Jay Taylor had been in Iraq just three days when he woke up and found his friend J.P. Santana’s prosthetic arm on his doorstep. Taylor was in-country to manage the U.S. embassy’s Fulbright and other cultural exchange programs. He’d just picked up his first Baghdad-washed load of laundry when the mortar exploded. The blast threw him against the inside of his trailer and knocked him into a daze. Santana, minus his arm, flew 30 feet down the road. A man across the street was killed.
At the time, March 2008, the embassy was situated on the grounds of Saddam Hussein’s immense royal palace. There, Taylor spent his days conducting meetings in baroque rooms with 50-foot ceilings, the vainglorious portraits of Hussein covered by tarps. The embassy then averaged several mortar attacks a day, and it offered little escape from stress—no family, no sense of personal safety, few creature comforts.
It was a miniature United Nations. Even J.P. Santana, his friend and fellow mortar-attack survivor with the artificial arm, wanted Taylor to teach him to swim.
But Taylor, a lifelong swimmer, soon discovered Saddam’s palace pool. According to local lore, the dictator and his children, among them what Taylor calls “the two brutal and psychopathic sons,” enjoyed swimming, so to please them, Saddam commissioned an opulent watery haven: 25 feet at its deepest, 33 yards at its longest, with three diving boards, dramatic lighted fountains, and exquisite handcrafted tile. Taylor loved the pool—it reminded him of the Caribbean—even if, on more than one occasion, he had to clamber directly out of the deep end into a concrete bunker.
Ten months into Taylor’s stay, the entire U.S. community in the Green Zone—military, diplomats, and civilians alike—moved from Saddam’s palace into a newly constructed and impressively fortified embassy compound. This meant leaving the lavish pool behind, but, much to Taylor’s relief, the new facility had a 25-yard indoor lap pool, open 24 hours a day.
The swimming lessons began one afternoon when Taylor, after his workout, spotted Andre Rambolamanana. A big, strong man from Madagascar, Rambolamanana was an experienced kickboxer, but in the water he was flailing, thrashing so violently that Taylor feared he might drown. So Taylor took Rambolamanana on as a student. Next he signed on Sandy Yannick, also from Madagascar; then Valia Krasteva, from Bulgaria. Before long, strangers started inquiring at Taylor’s office about swim lessons, and he set up two beginner classes a week. Cooks, drivers, translators, peacekeeping troops, helicopter pilots: People from all over the world, from all backgrounds, wanted Taylor to teach them to swim. Merlin Espinal, from Honduras; Maka Berdaze, from Ukraine; Indrani Pal, from India; Mai Shahin, from Lebanon. It was a miniature United Nations. Even J.P. Santana, his friend and fellow mortar-attack survivor with the artificial arm, wanted Taylor to teach him to swim.

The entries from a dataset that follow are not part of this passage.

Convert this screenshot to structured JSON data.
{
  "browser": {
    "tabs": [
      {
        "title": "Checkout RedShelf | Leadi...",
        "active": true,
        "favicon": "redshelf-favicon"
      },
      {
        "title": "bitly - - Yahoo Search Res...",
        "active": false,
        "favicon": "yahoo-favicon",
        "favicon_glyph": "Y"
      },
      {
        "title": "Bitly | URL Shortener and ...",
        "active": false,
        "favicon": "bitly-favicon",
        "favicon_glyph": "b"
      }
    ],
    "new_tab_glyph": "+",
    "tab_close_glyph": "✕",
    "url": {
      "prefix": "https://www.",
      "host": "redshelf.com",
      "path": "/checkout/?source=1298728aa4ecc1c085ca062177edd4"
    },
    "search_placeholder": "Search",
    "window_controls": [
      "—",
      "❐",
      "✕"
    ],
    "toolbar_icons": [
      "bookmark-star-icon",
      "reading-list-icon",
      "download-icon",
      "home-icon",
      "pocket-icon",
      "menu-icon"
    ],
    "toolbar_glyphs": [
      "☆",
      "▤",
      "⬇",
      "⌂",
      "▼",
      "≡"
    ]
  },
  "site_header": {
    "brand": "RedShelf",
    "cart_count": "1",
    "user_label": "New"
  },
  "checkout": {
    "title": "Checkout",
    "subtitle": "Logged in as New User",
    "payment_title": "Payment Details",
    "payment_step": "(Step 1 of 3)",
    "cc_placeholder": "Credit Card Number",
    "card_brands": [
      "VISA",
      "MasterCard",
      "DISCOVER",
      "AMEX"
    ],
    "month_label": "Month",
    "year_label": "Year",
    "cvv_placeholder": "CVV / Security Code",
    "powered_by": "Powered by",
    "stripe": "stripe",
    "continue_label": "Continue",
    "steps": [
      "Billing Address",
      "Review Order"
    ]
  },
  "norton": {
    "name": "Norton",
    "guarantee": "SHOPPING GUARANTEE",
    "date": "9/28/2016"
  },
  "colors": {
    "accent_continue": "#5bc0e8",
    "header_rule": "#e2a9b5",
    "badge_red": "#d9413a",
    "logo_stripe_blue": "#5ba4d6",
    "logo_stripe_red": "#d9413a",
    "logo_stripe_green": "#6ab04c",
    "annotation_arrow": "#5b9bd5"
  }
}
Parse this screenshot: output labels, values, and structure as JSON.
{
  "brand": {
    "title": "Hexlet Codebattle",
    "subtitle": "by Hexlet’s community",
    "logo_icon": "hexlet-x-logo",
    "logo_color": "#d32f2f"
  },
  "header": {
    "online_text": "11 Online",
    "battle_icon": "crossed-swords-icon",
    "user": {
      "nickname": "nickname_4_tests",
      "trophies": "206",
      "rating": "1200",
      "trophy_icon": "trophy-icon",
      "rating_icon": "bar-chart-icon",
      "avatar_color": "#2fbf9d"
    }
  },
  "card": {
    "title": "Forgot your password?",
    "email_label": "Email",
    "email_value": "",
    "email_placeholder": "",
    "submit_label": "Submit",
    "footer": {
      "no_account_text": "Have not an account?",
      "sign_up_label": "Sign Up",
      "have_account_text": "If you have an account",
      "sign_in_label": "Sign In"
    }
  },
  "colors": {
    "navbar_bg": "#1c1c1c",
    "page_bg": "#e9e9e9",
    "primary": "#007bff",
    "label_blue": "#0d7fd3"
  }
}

Over the two years that Taylor was in Baghdad, the swim-class roster grew to 200 people. Some were rank beginners. (One 32-year-old went from blowing bubbles in February to swimming 25 yards in June.) A few Arab women had never worn swimsuits in public. A handful of pupils, like the security guards from Chile, had no money, so Taylor bought grab bags of goggles and swim caps and gave them to his students to use.
Swimming in the desert sounds great to almost everybody. But for Taylor’s motley crew, the pleasure expanded from the soothing immersion in water to the community that formed around the pool. “We would have a practice, everyone working together, looking a lot alike in swim gear,” Taylor says. In the water, the students enjoyed an unlikely camaraderie. Then practice ended, and the swimmers would disperse: military back in their uniforms, to their barracks and peacekeeping patrols; bureaucrats to their offices; cooks, drivers, and other support staff to their posts. At times, to Taylor, the embassy felt as locked-down and confining as a prison. But in the pool he and his fellow swimmers found solidarity and freedom—always valuable, but, in the Green Zone, also rare.
Today, the Baghdad swim team has scattered. Taylor is now based back in Annapolis, Maryland, doing consulting work on cultural exchange programs and Middle East issues. But in Juarez, Mexico, J.P. Santana is still swimming two or three times a week. The pool is one of his best memories from a tough time. “To me, the swimming classes were like an accent of joy,” he says. “We border people say la cherry en el pastel, the cherry on top of the cake. Or as an Iraqi friend would say: the lamb’s head at the top of the biryani.”
This post originally appeared in the July/August 2014 print issue of Pacific Standard as “Bathing Suits Over Baghdad.” Subscribe to our bimonthly magazine for more coverage of the science of society.